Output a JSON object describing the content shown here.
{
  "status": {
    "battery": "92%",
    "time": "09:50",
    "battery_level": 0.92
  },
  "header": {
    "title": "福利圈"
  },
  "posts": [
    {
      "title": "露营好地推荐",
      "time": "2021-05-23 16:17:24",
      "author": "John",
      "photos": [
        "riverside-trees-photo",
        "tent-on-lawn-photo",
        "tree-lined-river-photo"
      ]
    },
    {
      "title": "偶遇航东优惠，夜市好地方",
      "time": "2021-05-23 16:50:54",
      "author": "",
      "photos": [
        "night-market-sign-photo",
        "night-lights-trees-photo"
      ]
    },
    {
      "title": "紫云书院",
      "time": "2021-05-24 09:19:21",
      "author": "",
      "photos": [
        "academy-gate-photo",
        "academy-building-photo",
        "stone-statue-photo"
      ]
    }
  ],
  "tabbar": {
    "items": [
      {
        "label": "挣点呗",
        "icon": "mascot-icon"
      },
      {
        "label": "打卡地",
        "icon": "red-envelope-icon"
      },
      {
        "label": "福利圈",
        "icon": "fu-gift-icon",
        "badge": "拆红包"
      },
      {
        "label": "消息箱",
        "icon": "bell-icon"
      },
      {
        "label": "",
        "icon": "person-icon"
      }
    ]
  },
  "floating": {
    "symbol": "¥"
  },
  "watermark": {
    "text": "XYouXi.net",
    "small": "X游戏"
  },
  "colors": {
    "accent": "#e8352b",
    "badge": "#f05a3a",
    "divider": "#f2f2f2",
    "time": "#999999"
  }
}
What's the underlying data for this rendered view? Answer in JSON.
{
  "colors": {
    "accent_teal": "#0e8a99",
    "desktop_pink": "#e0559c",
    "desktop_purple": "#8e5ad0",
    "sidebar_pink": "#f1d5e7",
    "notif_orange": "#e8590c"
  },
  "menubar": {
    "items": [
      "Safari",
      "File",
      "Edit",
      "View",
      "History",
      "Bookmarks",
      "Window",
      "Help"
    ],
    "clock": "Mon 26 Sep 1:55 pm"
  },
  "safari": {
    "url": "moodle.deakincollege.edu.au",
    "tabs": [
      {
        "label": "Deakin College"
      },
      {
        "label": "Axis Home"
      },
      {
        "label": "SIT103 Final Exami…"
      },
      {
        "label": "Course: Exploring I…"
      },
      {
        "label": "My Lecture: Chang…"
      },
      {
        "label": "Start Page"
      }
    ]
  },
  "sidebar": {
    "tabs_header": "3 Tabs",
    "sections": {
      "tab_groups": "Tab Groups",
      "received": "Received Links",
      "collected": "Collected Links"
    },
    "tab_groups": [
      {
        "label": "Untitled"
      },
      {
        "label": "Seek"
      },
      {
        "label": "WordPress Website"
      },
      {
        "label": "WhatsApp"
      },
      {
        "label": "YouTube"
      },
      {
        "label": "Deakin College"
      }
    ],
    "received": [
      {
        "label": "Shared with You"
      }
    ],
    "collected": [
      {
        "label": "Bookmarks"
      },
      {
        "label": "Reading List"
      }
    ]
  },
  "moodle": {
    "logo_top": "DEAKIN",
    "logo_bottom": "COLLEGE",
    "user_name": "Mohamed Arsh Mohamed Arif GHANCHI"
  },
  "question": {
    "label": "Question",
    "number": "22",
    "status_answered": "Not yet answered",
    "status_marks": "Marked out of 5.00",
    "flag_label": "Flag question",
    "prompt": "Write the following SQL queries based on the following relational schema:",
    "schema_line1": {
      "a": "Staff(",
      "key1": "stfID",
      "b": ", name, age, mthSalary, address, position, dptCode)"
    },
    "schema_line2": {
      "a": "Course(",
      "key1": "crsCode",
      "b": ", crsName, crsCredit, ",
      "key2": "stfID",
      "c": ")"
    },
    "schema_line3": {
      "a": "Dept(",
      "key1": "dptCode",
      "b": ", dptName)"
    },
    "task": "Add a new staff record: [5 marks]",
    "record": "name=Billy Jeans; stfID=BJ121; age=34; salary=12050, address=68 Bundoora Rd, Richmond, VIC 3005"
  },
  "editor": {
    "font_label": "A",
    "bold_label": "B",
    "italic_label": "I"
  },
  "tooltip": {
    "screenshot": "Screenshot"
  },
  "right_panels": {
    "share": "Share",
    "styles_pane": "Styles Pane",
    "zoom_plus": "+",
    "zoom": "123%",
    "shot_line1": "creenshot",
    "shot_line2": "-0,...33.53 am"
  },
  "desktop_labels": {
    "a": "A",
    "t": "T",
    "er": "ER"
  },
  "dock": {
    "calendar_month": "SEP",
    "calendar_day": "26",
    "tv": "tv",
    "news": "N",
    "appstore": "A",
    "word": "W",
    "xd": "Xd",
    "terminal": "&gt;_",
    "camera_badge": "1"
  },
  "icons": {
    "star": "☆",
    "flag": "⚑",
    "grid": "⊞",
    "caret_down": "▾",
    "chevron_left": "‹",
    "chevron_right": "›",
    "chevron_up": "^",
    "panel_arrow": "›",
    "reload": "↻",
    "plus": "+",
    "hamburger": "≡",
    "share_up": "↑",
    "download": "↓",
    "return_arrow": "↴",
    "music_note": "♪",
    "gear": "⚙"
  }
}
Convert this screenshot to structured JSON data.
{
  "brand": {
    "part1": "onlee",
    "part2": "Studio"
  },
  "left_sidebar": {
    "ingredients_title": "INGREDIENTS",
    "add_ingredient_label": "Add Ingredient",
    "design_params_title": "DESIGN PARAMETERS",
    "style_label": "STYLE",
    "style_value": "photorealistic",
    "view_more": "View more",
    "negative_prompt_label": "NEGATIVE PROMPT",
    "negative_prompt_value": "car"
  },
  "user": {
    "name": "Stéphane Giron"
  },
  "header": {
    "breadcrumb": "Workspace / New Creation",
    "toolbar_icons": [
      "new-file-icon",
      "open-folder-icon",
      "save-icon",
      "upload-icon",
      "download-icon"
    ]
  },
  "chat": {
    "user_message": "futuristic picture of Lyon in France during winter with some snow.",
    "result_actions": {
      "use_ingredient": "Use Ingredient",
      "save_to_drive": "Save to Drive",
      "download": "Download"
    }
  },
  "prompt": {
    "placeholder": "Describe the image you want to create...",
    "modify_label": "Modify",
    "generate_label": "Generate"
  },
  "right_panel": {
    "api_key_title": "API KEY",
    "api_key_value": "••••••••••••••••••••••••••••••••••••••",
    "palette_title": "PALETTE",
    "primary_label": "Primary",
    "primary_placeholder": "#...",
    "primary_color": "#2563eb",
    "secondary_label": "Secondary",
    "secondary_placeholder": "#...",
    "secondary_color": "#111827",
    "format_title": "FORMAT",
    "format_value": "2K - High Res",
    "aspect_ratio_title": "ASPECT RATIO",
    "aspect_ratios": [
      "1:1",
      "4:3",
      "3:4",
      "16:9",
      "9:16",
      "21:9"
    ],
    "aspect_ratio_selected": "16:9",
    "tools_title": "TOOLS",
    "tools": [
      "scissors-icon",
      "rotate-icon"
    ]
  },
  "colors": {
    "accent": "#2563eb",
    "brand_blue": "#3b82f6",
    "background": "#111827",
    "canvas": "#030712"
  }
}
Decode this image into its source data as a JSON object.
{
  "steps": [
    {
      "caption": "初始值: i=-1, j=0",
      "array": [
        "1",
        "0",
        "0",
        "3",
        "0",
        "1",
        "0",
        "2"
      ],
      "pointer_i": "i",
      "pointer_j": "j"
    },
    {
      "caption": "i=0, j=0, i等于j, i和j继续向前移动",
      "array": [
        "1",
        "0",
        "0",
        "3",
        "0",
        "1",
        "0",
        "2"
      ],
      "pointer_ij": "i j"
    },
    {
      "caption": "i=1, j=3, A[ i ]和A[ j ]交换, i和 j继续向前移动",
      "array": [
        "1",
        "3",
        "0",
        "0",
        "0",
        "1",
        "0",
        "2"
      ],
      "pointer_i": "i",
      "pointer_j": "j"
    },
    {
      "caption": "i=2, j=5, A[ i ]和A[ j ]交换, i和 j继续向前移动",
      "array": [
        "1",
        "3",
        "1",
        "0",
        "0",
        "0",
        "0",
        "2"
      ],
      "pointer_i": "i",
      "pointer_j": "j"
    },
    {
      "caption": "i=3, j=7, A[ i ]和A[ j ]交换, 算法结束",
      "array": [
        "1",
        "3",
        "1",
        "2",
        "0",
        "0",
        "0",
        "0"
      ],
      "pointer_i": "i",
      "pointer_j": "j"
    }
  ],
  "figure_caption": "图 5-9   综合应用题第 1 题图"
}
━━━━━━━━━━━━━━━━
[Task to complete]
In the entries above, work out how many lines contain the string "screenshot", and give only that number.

[Final answer]
2